I have been lucky to be involved with the Arctic Great Rivers Observatory, which provided the data used for my remote sensing methods. Methodologically-consistent, seasonally explicit sampling of large river mouths allows researchers to quantify how much terrestrial material enters the Arctic Ocean, and use biogeochemical signals as indicators of widespread change throughout a watershed. Through Arctic-GRO, I have contributed to work on fluxes of particulate organic matter (POM), addressing the variability in export driven by both seasonal and annual hydrology (McClelland et al., 2016). Organic matter in Arctic rivers generally increases in age by the end of the ice-free season. Radiocarbon dating of lignins demonstrated that such ancient pools of carbon are far more prevalent in the Kolyma River than the Mackenzie River (Feng et al., 2017).



CDOM in Midwestern Lakes

Watershed controls on Lake chemistry

Our group on Remote Sensing of Water Resources at University of Minnesota is working to produce maps of remotely sensed CDOM, chlorophyll-a, and suspended sediment in 10,000+ lakes across MN and parts of WI and MI. With such a rich dataset, I am exploring what watershed characteristics control the wide variety of lake types within this geographic region. Wetlands and land cover, lake connectivity, and lake morphology all influence CDOM, and can limit the reliability of CDOM as proxy for DOC (Griffin et al., in review).

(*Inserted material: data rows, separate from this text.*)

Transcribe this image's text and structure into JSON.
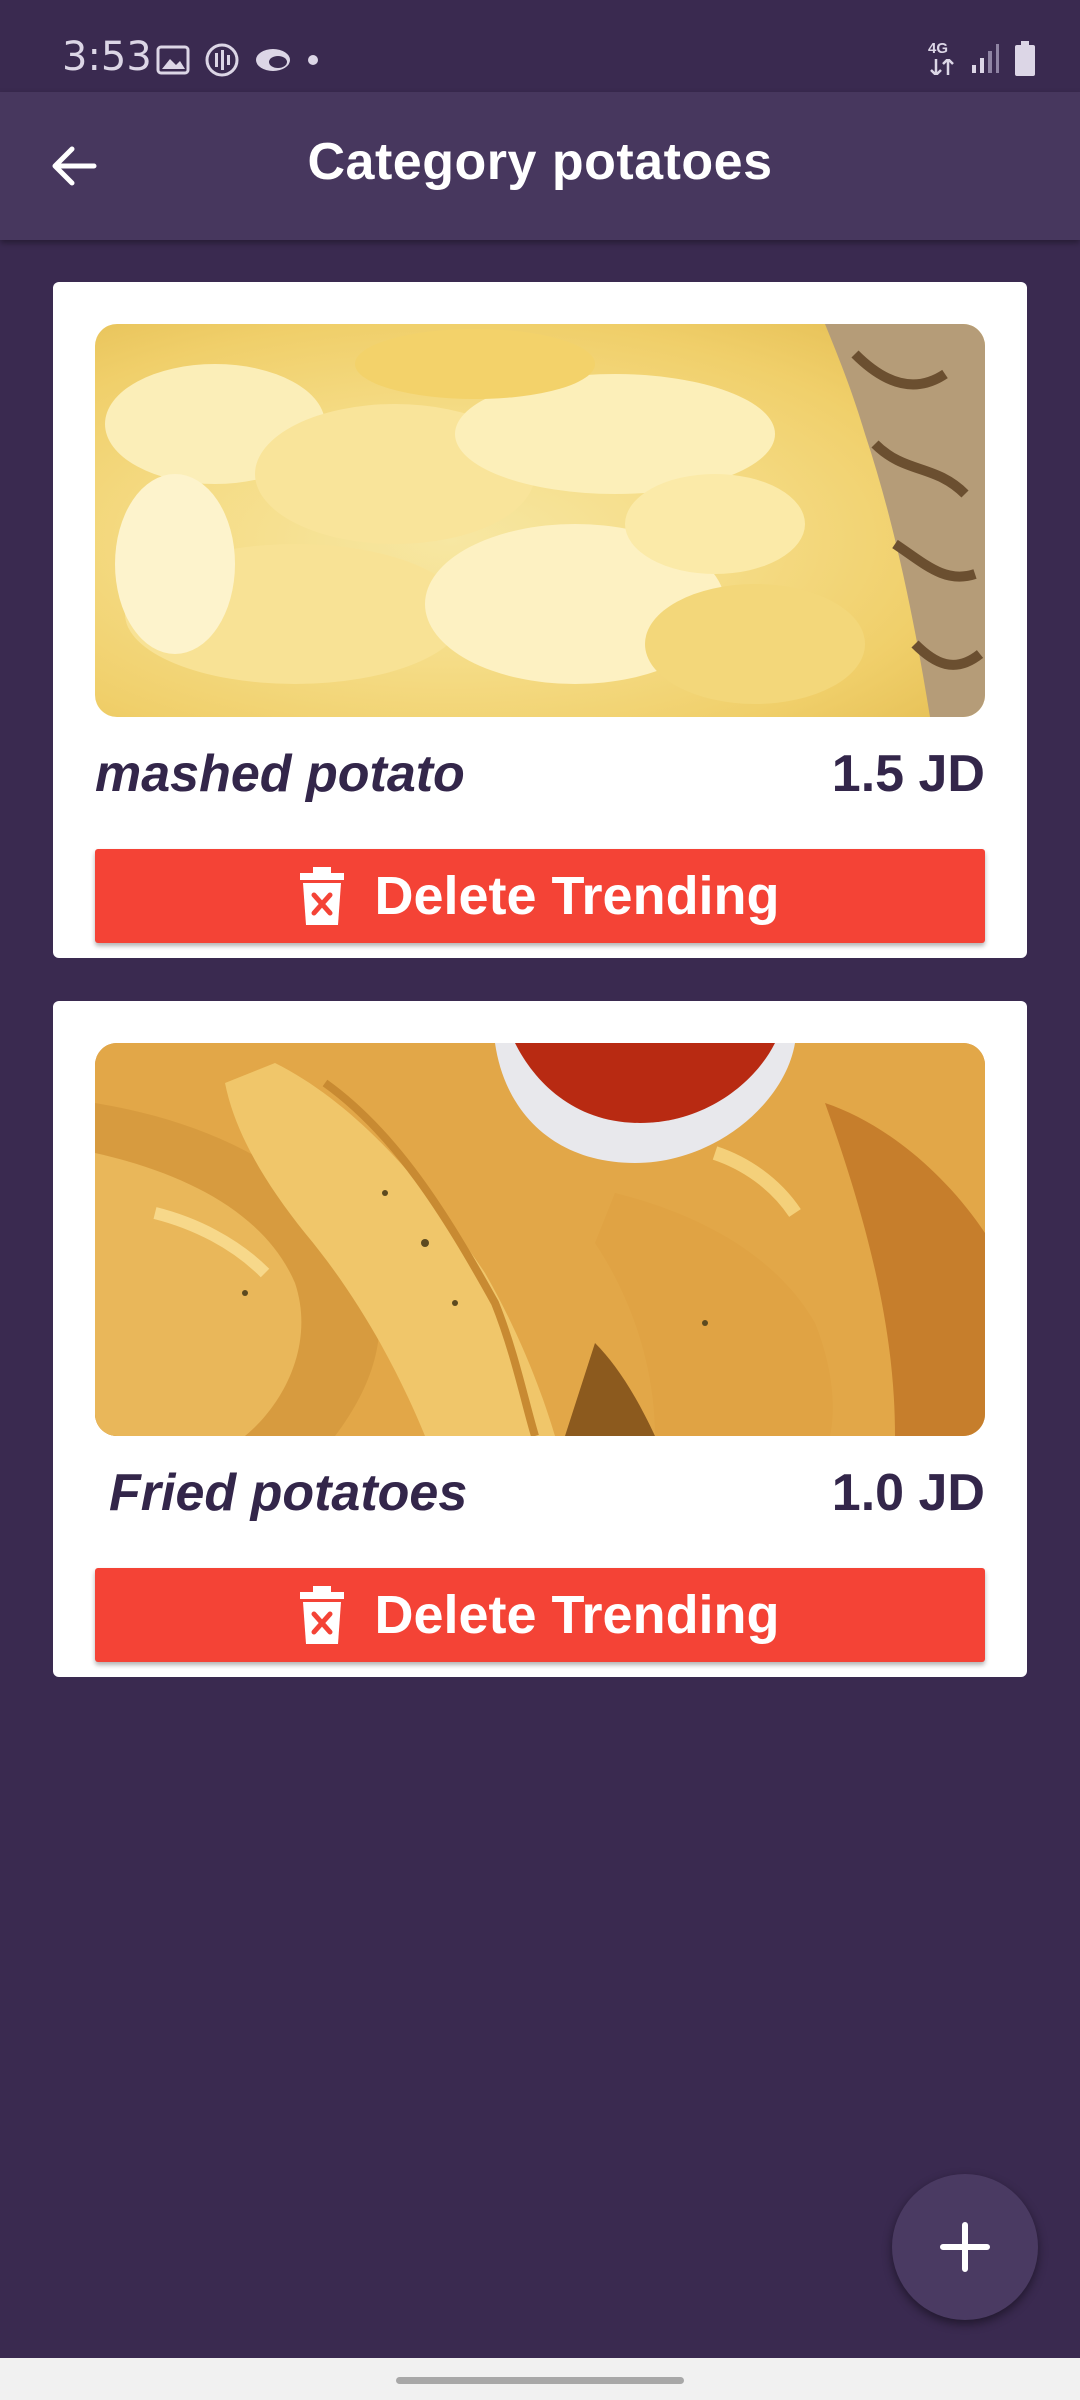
{
  "status_bar": {
    "time": "3:53",
    "left_icons": [
      "gallery-icon",
      "podcast-icon",
      "cloud-icon",
      "dot-icon"
    ],
    "network_label": "4G",
    "right_icons": [
      "network-4g-icon",
      "signal-icon",
      "battery-icon"
    ]
  },
  "app_bar": {
    "title": "Category potatoes",
    "back_icon": "arrow-back-icon"
  },
  "items": [
    {
      "name": "mashed potato",
      "price": "1.5 JD",
      "image": "mashed potato photo",
      "delete_label": "Delete Trending"
    },
    {
      "name": "Fried potatoes",
      "price": "1.0 JD",
      "image": "fried potatoes photo",
      "delete_label": "Delete Trending"
    }
  ],
  "fab": {
    "icon": "plus-icon"
  },
  "colors": {
    "background": "#3a2a50",
    "app_bar": "#47375e",
    "card": "#ffffff",
    "text_dark": "#33264a",
    "delete_button": "#f44336",
    "fab": "#4a3a62"
  }
}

Time Series analysis of CDOM

Using Google Earth Engine, our remote sensing algorithms developed recently can be applied to historical Landsat imagery dating to the 1980s. Other boreal and north temperate regions, particularly the Northeast USA and Scandinavia, have shown increases in DOC and CDOM over the past thirty years, but this has not been well constrained for the Upper Midwest. Preliminary time series analyses show little unidirectional change in CDOM in our study area, however, possibly owing to differences in acid rain impacts and climatic change compared to the NE and Scandinavia.


Nitrogen in Texas Rivers

Storm Driven Nitrogen Export

Water quantity in Texas rivers is dominated by two factors: reservoirs and storms. While the Texas legislature has mandated episodic releases of water from reservoirs to help maintain salinity regimes in estuaries, the difference in nutrient export from these releases and more "natural" storm events are poorly understood. We studied six rivers across a climatic and land use gradient in coastal Texas to examine these two types of hydrological events. Storm events, especially in small rivers, dominated both water and nitrogen export (Griffin and McClelland, in prep) except in the Nueces River, which has a reservoir very low in the watershed.

climate, land use, and estuarine production

The data collected along these six rivers was part of a larger project linking climate, land use change, river routing (Tavakoly et al., 2016), and nitrogen export as drivers of estuarine productivity. The holistic approach of this project aimed to integrate  climate, hydrological, and productivity models from land to sea.